DATA RECORDS:
┌────────

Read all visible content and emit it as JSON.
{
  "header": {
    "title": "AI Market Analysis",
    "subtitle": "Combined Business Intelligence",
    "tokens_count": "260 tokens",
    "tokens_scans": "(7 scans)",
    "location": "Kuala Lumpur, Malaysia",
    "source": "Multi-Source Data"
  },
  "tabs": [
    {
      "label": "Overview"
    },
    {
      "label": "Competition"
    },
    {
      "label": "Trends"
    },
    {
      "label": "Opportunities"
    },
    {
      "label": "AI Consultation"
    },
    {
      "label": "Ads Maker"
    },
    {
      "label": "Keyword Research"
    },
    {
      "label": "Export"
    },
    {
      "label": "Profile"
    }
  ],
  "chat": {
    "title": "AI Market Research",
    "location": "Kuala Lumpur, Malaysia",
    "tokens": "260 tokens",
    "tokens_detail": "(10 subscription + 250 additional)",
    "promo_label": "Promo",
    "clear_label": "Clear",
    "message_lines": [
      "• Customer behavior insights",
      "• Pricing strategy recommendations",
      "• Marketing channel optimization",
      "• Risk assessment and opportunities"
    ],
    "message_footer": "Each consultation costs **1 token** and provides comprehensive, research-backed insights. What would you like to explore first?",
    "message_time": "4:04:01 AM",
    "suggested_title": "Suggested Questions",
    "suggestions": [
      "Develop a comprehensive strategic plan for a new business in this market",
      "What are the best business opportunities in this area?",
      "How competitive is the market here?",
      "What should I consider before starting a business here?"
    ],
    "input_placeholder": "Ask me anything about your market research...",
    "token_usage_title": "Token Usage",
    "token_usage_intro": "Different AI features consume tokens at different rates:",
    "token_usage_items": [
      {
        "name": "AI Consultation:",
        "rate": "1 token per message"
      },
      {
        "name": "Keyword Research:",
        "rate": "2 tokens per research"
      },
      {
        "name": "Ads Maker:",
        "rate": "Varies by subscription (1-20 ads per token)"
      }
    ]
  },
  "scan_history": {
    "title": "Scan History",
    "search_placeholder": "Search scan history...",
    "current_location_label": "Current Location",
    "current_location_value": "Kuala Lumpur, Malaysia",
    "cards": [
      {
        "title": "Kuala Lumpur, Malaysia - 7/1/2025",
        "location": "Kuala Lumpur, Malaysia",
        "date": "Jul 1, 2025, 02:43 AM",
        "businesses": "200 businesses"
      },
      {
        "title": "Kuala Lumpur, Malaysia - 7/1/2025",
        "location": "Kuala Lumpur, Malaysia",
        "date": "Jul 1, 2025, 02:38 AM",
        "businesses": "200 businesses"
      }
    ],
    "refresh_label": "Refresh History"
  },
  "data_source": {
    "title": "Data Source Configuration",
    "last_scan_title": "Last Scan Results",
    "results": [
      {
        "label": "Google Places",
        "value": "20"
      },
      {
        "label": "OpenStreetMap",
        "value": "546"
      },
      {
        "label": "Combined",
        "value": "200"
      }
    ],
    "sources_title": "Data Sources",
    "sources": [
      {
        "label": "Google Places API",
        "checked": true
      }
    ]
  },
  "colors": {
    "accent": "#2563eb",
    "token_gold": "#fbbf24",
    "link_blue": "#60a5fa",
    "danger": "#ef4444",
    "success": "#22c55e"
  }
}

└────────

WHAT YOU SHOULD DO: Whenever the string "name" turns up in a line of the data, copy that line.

RESULT OF THIS EXERCISE:
        "name": "AI Consultation:",
        "name": "Keyword Research:",
        "name": "Ads Maker:",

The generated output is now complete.